Star Trek first aired on this date, September 8, 1966. That makes one of the best loved franchises in the world 49 years old.

NBC selected Man Trap, by George Clayton Johnson, as the first episode to be aired, because it best lived up to the thematic “strange new worlds” concept that would define the show for the next three years. Starring William Shatner, Leonard Nimoy, Deforest Kelly, James Doohan, George Takei, Nichelle Nicholes and Walter Koenig as the crew of the starship Enterprise, the landmark show defined science fiction in media for generations to come.  The scripts were frequently written by significant science fiction writers, or writers who became significant in part due to their participation in Star Trek. The history of Trek is decorated with the names of people like David Gerrold, Norman Spinrad, Harlan Ellison, and Jerome Bixby.

Here are some of the promos NBC broadcast for the original series that ran from 1966 through 1967. As always, make sure you pause the Krypton Radio stream using the handy controller in the upper right before hitting play. This will take care of that annoying “dueling soundtracks” problem. You can resume the stream playback once you’re finished watching the video.

The popularity of the show has been as much a problem for Paramount Pictures and CBS Television as it has been a boon. While it remains one of the most powerful revenue streams either organization has, when something like Star Trek becomes this popular it begins to take on a life of its own. The fans have such a strong emotional buy-in that they become impatient for the studios to create new television series or movies, so they create their own.

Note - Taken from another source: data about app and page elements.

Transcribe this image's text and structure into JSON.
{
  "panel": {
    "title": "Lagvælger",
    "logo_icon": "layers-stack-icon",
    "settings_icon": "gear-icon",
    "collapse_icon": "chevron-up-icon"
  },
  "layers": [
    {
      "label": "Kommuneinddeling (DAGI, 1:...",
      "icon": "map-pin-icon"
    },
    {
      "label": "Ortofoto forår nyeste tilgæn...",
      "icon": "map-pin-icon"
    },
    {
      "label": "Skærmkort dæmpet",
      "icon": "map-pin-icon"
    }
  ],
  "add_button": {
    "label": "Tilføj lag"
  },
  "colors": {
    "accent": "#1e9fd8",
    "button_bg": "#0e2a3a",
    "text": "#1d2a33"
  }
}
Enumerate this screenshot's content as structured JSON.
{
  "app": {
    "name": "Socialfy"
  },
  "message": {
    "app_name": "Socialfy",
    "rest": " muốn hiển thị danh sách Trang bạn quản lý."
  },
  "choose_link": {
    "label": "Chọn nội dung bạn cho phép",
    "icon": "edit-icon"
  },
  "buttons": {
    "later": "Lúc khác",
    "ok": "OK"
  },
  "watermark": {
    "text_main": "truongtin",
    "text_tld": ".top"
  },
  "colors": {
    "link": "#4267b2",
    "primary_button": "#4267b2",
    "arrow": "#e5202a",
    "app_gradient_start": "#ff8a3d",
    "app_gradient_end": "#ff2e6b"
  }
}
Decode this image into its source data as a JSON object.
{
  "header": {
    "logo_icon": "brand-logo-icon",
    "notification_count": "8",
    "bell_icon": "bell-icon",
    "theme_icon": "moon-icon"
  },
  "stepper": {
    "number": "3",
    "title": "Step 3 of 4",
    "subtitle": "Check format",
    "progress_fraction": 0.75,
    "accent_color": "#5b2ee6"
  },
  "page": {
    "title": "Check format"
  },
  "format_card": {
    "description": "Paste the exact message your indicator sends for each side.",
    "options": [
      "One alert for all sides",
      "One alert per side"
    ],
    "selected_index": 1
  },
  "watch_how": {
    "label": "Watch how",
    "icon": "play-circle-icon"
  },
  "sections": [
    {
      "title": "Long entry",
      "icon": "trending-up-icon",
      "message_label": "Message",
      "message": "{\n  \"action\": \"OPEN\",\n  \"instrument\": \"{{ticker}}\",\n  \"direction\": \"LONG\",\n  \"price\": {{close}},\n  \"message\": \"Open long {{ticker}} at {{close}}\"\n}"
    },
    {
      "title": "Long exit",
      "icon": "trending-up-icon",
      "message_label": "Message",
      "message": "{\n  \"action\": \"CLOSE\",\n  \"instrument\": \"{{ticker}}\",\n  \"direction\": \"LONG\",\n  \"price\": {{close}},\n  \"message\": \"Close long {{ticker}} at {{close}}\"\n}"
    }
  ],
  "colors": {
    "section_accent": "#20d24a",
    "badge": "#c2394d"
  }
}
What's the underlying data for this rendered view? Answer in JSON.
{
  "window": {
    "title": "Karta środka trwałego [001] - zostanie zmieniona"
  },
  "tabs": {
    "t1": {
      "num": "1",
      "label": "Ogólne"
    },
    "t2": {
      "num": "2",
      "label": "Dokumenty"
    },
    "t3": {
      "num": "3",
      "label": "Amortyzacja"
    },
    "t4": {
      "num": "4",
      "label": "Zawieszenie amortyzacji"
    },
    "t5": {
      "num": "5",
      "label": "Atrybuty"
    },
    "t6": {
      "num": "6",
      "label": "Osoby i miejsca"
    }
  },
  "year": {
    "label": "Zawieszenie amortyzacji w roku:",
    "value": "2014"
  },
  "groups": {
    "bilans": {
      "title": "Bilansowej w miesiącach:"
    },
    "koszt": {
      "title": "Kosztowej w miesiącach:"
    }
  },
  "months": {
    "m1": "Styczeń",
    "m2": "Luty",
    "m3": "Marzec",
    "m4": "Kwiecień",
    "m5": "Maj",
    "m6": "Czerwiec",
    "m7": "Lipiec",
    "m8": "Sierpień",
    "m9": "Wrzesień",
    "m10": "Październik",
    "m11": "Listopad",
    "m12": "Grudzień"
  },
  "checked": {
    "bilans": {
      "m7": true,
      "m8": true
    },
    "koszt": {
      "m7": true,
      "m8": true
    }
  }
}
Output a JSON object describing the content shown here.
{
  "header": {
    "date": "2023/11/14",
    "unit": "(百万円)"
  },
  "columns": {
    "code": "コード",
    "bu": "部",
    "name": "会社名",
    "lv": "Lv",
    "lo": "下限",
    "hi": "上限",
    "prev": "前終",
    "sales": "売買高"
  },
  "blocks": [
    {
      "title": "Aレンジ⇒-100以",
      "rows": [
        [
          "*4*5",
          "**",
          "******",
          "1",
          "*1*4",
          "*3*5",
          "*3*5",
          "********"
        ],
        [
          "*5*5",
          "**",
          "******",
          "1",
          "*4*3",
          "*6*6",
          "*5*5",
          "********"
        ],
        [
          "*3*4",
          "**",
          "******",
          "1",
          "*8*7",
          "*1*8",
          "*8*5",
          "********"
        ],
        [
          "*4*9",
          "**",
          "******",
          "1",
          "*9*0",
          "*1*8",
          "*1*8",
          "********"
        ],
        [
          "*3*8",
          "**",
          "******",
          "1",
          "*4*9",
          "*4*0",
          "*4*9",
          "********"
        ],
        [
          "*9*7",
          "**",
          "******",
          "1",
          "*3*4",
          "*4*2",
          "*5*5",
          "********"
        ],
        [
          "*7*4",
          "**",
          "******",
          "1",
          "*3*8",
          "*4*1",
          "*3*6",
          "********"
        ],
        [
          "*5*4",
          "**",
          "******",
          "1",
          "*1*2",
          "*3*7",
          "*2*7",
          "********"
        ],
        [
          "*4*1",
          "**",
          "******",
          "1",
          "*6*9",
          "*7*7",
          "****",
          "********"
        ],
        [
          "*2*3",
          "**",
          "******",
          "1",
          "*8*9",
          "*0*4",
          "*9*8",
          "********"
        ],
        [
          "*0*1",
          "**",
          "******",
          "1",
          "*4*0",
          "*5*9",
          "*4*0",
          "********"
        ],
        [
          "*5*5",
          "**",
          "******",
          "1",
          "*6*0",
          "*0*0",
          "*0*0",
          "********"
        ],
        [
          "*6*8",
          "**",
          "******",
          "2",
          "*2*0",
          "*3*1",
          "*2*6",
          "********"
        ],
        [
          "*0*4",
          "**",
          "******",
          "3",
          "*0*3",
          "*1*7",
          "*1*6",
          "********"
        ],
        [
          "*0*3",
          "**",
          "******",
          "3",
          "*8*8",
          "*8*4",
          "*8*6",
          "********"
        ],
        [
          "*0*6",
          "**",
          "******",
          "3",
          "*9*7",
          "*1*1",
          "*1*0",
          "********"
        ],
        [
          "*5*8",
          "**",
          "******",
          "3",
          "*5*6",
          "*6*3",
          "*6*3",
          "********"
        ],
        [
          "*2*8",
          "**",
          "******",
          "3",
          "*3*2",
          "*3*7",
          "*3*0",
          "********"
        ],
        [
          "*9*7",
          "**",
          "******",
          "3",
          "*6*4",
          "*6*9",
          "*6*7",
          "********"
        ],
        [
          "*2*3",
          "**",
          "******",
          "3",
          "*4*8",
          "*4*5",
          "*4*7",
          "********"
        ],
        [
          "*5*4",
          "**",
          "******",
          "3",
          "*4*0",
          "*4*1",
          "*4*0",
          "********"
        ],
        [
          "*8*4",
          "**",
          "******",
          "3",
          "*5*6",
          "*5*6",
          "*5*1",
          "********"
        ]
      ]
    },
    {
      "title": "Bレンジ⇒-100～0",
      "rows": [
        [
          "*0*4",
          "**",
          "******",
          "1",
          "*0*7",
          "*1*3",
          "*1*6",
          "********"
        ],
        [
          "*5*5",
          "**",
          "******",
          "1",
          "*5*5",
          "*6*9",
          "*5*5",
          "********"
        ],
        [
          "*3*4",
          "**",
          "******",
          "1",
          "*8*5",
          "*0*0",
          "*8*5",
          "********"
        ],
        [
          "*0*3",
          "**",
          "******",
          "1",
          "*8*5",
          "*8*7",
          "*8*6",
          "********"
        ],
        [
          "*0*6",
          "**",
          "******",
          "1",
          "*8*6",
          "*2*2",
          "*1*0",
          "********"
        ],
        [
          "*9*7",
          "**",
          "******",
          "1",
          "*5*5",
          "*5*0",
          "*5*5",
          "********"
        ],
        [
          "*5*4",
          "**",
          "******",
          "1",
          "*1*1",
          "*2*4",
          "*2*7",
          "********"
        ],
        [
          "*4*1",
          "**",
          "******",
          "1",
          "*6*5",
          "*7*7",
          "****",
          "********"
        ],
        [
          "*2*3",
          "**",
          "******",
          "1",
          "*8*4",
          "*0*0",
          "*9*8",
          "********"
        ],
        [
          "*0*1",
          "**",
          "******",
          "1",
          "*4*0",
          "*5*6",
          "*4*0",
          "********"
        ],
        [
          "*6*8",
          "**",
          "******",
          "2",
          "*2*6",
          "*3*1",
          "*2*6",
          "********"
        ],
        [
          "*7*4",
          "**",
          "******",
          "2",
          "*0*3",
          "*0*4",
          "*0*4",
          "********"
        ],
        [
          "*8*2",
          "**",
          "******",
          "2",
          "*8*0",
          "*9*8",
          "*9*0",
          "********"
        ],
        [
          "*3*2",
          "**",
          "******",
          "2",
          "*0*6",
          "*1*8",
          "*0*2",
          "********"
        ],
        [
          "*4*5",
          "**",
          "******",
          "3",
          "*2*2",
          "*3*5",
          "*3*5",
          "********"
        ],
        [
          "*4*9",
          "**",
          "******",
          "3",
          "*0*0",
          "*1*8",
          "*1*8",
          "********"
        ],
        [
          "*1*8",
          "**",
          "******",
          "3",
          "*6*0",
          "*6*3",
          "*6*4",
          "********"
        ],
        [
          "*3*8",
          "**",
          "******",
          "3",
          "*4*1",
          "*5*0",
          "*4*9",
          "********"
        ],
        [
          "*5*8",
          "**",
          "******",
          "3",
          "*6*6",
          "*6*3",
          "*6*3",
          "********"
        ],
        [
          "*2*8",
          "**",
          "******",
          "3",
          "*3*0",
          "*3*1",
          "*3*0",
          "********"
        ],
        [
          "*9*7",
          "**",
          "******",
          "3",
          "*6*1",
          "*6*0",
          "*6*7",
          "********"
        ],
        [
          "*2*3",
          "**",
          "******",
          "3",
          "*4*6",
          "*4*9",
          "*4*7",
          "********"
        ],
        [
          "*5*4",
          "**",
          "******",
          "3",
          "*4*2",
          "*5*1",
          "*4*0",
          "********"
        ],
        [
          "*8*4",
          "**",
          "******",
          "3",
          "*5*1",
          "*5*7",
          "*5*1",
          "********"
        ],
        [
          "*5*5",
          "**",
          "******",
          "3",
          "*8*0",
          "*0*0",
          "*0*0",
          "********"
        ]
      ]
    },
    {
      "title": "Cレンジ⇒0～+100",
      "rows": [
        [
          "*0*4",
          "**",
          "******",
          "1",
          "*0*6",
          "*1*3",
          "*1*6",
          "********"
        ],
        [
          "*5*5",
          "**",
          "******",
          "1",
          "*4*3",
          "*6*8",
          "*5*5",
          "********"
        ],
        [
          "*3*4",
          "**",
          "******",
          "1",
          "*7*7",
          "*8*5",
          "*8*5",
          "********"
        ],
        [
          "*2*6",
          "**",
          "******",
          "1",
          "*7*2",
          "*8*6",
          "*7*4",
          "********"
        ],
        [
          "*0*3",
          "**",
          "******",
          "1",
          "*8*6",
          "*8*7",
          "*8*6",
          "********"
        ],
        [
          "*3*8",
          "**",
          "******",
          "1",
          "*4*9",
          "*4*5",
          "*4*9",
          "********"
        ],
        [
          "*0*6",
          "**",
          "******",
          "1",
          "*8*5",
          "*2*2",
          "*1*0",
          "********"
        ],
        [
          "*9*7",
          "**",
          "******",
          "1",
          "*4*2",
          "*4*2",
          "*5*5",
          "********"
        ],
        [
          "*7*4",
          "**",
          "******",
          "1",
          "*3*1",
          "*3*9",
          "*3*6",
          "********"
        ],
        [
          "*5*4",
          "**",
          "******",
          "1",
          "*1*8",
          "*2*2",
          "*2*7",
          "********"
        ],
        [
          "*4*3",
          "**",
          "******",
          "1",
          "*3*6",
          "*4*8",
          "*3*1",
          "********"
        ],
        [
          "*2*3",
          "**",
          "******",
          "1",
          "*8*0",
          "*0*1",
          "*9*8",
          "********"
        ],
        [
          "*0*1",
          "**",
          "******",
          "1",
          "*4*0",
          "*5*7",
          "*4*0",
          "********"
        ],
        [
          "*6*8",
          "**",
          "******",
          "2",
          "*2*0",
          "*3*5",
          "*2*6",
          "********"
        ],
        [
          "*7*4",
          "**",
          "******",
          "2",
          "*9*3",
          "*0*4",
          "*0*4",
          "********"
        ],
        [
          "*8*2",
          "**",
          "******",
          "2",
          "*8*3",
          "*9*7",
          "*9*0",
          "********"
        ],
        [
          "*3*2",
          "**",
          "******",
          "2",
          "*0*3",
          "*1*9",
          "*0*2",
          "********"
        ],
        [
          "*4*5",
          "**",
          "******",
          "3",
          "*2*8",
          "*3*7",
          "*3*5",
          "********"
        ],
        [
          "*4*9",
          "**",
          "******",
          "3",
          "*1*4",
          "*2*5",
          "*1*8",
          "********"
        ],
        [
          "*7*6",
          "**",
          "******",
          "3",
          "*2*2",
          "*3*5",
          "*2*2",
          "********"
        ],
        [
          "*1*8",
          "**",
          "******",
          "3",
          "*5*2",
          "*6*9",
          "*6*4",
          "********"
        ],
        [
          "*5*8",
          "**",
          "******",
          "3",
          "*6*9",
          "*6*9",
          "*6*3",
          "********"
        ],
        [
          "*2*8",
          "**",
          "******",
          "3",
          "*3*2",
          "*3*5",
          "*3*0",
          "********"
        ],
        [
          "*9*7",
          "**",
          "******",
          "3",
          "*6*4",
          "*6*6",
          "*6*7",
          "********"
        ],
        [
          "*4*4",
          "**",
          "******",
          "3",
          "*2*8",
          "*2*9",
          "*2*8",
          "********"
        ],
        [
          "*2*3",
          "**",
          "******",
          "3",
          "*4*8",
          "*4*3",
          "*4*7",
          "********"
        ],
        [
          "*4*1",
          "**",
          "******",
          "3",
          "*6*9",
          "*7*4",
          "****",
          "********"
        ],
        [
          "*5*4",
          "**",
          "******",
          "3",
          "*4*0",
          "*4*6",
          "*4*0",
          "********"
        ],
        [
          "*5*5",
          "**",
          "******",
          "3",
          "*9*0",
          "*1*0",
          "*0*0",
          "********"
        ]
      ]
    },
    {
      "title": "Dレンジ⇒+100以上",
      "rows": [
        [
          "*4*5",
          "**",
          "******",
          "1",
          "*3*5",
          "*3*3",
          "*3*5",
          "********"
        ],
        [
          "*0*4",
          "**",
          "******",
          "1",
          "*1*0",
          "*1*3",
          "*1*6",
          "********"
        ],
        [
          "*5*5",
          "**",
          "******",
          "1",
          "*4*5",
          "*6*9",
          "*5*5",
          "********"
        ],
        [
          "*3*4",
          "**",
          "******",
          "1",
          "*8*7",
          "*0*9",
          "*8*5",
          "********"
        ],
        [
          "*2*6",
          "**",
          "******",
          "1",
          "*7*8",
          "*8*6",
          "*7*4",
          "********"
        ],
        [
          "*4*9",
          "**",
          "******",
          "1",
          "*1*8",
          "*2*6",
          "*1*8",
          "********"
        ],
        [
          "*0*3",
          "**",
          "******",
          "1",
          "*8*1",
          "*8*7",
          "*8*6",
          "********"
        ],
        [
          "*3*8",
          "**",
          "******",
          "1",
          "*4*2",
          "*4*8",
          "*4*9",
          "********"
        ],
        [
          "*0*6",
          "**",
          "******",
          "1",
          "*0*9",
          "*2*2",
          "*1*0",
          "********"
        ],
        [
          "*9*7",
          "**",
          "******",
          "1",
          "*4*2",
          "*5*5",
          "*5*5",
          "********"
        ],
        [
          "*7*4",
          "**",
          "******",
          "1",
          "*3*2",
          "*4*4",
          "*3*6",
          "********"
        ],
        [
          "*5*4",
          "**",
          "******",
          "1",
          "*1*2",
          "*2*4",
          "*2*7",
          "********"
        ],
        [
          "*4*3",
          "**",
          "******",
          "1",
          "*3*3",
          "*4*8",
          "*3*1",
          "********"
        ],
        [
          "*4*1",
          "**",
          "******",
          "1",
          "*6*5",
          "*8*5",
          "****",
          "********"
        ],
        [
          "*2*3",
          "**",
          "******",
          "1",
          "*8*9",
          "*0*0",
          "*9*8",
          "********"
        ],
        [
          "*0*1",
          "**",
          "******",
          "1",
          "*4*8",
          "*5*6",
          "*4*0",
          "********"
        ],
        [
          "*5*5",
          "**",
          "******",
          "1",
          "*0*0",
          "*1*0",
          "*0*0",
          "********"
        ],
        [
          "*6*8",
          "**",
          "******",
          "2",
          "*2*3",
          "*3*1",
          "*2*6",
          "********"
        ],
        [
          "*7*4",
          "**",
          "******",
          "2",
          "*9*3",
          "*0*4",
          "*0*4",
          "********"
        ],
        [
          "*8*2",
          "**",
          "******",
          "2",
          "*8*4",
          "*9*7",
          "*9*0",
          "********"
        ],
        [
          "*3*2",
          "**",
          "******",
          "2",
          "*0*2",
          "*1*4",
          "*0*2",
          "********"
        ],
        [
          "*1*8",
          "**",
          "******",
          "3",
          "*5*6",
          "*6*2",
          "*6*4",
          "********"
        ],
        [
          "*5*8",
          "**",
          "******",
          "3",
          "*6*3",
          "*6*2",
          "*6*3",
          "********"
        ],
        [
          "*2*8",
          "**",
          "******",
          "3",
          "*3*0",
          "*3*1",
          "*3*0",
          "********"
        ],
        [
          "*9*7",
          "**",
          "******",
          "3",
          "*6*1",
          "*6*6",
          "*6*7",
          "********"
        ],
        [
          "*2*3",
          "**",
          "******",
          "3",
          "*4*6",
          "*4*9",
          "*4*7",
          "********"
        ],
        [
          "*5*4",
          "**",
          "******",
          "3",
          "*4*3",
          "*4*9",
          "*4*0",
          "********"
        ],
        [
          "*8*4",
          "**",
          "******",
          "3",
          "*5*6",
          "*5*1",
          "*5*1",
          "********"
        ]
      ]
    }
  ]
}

Paramount tried squashing Star Trek web sites in the 90’s in an effort to regain complete control over the franchise, but instead of success, they discovered they were playing a very expensive game of whack-a-mole, with the fans creating new sites faster than they could order existing ones closed. This seriously damaged their relationship with the fan base that had made the Star Trek franchise great in the first place, so they had to back away from the idea of attacking the fans for being fans and doing fannish things.  They watch productions like Star Trek Continues, Star Trek: Renegades and Axanar very carefully, to make sure none of these productions is making a profit using trademarks the various fan productions don’t actually own, but at a certain point it becomes problematic. When the original actors, writers and technicians from the original series themselves become involved, the dividing line between amateur and professional production becomes blurred, and Paramount and CBS are at risk of losing creative control over their own properties.

Rescued in its third year by a massive grass roots write-in campaign led by John & Bjo TrimbleStar Trek was the inspiration to tens of thousands of scientists, engineers, writers, motion picture effects artists, and millions of fans all over the world. It showed a future defined not by dystopia, but by hope. It also provided a template for inventors in dozens of fields, giving them a sort of guidebook on how to invent the future. We reap the benefits of that inspiration today in the form of tablet computers, cell phones, medical technology, artificial intelligence and robotics research, machine-aided language translation and many other amazing creations. Many of the devices spawned real world technologies which, quixotically, enabled the creation of fully functional Star Trek props and devices in the real world.

Next year is the big one: the 50th Anniversary of Star Trek. To commemorate it, Paramount is working on a new film called Star Trek: Beyond, meant for a July 8 release in 2016. Everything is still in flux, of course, but Simon Pegg, who is co-writing the script, has promised us that the newest film in the series of reboots that began in 2009 will be a heartfelt homage to the spirit and soul of the original series.

Gene Roddenberry would be pleased to learn of the lasting legacy he had created. Star Trek endures as a central, defining concept in science fiction media, and quite literally changed the world for the better.